» **Exercise aim**
Reading the records below, count the lines in which the string "Stafford" appears; write the number only.

» **Data to process**

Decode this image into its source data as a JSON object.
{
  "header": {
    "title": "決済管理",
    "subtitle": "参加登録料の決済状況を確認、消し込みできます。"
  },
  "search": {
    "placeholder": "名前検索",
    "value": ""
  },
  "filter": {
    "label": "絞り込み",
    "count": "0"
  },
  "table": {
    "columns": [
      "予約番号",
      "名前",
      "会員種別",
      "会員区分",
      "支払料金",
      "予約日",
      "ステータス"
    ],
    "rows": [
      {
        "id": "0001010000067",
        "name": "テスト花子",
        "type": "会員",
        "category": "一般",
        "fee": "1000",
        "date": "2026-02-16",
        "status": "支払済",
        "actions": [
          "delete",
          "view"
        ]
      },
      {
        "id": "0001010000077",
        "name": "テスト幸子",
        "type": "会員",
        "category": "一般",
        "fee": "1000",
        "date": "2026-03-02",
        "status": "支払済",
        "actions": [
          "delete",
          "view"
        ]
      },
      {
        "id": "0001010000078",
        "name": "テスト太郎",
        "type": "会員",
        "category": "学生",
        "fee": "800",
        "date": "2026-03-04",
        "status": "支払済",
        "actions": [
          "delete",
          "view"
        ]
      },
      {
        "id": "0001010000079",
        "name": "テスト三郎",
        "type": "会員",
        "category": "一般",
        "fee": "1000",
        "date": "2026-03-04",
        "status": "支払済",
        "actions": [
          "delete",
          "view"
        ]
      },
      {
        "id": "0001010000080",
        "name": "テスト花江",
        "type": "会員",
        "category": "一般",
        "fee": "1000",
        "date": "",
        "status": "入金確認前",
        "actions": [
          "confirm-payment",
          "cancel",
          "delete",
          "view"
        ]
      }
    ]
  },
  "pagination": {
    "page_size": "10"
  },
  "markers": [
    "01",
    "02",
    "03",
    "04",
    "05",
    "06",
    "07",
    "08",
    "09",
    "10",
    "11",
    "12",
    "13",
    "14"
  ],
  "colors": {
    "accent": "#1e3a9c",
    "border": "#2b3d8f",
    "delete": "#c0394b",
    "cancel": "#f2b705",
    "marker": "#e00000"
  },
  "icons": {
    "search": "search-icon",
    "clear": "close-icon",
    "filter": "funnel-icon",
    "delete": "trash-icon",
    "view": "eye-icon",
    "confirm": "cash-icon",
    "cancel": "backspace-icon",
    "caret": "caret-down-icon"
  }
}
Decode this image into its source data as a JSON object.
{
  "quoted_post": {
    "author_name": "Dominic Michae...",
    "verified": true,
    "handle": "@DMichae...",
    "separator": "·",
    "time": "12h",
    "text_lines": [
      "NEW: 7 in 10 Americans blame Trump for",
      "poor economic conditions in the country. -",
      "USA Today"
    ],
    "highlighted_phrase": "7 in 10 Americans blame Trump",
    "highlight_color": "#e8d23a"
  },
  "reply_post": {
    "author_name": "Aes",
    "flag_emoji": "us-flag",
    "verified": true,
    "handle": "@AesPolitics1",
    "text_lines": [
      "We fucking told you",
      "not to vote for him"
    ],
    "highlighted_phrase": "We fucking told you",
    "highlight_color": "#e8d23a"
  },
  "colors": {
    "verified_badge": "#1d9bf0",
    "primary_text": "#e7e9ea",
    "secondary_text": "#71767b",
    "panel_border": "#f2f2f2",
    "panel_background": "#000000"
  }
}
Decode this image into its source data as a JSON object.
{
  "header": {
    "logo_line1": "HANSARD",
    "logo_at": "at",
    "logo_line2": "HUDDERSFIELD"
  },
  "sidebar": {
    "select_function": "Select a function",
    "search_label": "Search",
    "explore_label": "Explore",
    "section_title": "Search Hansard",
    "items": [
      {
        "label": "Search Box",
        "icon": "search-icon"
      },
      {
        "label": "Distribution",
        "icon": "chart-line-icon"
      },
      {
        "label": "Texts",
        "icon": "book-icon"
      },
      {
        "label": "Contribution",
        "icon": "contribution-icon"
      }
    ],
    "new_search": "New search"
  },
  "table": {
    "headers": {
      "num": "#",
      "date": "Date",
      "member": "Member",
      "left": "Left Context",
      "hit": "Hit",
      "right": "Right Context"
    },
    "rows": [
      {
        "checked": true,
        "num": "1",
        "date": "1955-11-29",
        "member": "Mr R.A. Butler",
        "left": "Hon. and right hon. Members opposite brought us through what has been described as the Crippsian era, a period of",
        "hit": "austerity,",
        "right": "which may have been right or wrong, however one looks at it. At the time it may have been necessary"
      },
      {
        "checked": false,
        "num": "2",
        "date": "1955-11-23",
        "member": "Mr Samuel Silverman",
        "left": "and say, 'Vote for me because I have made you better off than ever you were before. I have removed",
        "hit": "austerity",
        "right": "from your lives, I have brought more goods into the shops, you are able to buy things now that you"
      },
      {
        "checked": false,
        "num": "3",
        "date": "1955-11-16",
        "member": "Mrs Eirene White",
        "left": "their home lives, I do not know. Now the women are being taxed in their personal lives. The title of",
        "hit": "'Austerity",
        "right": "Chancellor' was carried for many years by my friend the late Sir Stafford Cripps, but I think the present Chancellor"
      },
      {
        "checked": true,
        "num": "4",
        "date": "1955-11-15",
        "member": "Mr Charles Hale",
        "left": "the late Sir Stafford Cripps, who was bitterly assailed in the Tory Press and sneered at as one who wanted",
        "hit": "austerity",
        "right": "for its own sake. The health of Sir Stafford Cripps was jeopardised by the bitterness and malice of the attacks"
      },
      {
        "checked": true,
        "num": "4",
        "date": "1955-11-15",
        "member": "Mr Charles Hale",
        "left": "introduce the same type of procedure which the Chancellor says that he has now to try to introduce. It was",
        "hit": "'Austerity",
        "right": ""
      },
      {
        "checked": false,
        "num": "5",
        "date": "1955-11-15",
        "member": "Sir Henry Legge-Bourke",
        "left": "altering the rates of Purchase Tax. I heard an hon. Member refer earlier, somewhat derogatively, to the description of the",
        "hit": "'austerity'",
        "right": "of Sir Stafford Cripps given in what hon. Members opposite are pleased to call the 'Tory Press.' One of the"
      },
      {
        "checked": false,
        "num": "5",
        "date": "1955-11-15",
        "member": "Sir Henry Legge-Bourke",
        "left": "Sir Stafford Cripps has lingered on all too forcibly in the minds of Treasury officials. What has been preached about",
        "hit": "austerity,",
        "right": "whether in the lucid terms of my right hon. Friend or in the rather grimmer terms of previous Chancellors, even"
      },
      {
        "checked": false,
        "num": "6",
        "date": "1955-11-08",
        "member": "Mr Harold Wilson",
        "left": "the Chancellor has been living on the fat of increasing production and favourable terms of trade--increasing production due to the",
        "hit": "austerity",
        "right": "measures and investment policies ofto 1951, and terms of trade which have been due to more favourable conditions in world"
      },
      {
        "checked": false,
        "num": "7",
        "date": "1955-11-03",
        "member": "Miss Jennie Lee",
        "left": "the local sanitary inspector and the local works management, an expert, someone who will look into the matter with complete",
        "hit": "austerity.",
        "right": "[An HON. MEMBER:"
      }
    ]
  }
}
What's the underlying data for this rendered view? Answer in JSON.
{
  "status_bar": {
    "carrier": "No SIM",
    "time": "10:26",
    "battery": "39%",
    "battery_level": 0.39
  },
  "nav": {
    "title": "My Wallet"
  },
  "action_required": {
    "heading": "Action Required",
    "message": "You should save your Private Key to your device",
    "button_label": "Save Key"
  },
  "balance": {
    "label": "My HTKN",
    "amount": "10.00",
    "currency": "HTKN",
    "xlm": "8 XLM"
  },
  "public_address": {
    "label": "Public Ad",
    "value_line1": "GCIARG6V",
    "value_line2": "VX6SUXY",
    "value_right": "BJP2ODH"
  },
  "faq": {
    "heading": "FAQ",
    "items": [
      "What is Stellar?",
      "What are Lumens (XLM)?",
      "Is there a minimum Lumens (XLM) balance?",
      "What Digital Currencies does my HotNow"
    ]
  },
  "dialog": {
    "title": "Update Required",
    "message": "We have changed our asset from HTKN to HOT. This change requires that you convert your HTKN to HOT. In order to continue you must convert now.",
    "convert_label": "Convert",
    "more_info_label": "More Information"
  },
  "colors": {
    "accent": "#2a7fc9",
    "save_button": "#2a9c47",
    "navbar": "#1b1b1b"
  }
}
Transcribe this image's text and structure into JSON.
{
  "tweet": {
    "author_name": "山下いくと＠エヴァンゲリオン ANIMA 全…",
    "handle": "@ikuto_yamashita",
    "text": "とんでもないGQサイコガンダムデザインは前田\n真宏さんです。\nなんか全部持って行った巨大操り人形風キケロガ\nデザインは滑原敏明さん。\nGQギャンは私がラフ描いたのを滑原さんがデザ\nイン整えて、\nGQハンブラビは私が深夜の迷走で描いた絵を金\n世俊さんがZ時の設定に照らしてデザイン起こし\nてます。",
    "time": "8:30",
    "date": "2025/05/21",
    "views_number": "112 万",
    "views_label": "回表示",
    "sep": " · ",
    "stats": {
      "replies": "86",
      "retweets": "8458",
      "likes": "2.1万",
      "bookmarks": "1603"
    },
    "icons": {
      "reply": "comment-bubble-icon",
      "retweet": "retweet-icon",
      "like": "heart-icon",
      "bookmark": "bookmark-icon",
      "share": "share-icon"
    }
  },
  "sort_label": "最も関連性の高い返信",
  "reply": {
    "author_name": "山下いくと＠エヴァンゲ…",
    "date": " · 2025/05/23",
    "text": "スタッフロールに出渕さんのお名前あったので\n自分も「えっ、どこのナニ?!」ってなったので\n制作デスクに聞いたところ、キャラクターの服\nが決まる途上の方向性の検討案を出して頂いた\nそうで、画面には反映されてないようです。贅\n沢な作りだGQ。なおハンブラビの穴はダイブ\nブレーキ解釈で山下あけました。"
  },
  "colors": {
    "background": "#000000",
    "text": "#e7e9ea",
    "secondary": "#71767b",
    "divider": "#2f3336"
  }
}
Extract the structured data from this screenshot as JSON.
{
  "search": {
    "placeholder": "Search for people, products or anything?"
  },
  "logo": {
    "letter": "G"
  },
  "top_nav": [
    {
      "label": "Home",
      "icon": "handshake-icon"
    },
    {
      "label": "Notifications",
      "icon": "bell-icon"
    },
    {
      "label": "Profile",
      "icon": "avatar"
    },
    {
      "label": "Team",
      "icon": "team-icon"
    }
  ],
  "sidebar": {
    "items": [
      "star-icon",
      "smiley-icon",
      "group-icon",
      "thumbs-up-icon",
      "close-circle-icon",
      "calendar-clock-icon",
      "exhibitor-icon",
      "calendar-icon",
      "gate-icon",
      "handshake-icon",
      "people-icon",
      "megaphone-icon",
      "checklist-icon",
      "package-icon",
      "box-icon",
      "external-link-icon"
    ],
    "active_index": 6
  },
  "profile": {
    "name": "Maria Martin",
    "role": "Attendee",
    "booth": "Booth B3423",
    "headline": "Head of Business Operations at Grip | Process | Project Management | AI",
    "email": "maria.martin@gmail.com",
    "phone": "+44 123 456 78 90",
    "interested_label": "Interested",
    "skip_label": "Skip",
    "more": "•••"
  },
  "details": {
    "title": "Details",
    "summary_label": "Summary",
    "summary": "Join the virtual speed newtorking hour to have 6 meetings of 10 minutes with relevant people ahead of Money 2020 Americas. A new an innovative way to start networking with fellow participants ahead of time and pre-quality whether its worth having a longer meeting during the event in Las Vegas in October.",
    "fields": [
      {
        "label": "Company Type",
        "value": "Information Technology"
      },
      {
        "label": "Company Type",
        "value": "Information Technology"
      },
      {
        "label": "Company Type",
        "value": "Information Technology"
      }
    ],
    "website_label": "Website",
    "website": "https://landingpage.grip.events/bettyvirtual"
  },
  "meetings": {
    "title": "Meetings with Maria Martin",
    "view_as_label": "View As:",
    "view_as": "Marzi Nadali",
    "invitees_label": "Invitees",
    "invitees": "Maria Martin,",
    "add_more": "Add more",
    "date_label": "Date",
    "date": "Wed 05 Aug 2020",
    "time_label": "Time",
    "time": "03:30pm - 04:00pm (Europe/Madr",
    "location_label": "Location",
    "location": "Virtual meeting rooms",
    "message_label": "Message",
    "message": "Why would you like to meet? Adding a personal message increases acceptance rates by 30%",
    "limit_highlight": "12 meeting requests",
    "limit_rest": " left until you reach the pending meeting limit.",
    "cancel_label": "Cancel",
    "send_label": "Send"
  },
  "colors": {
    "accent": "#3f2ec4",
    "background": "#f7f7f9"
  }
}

» **Response below**
5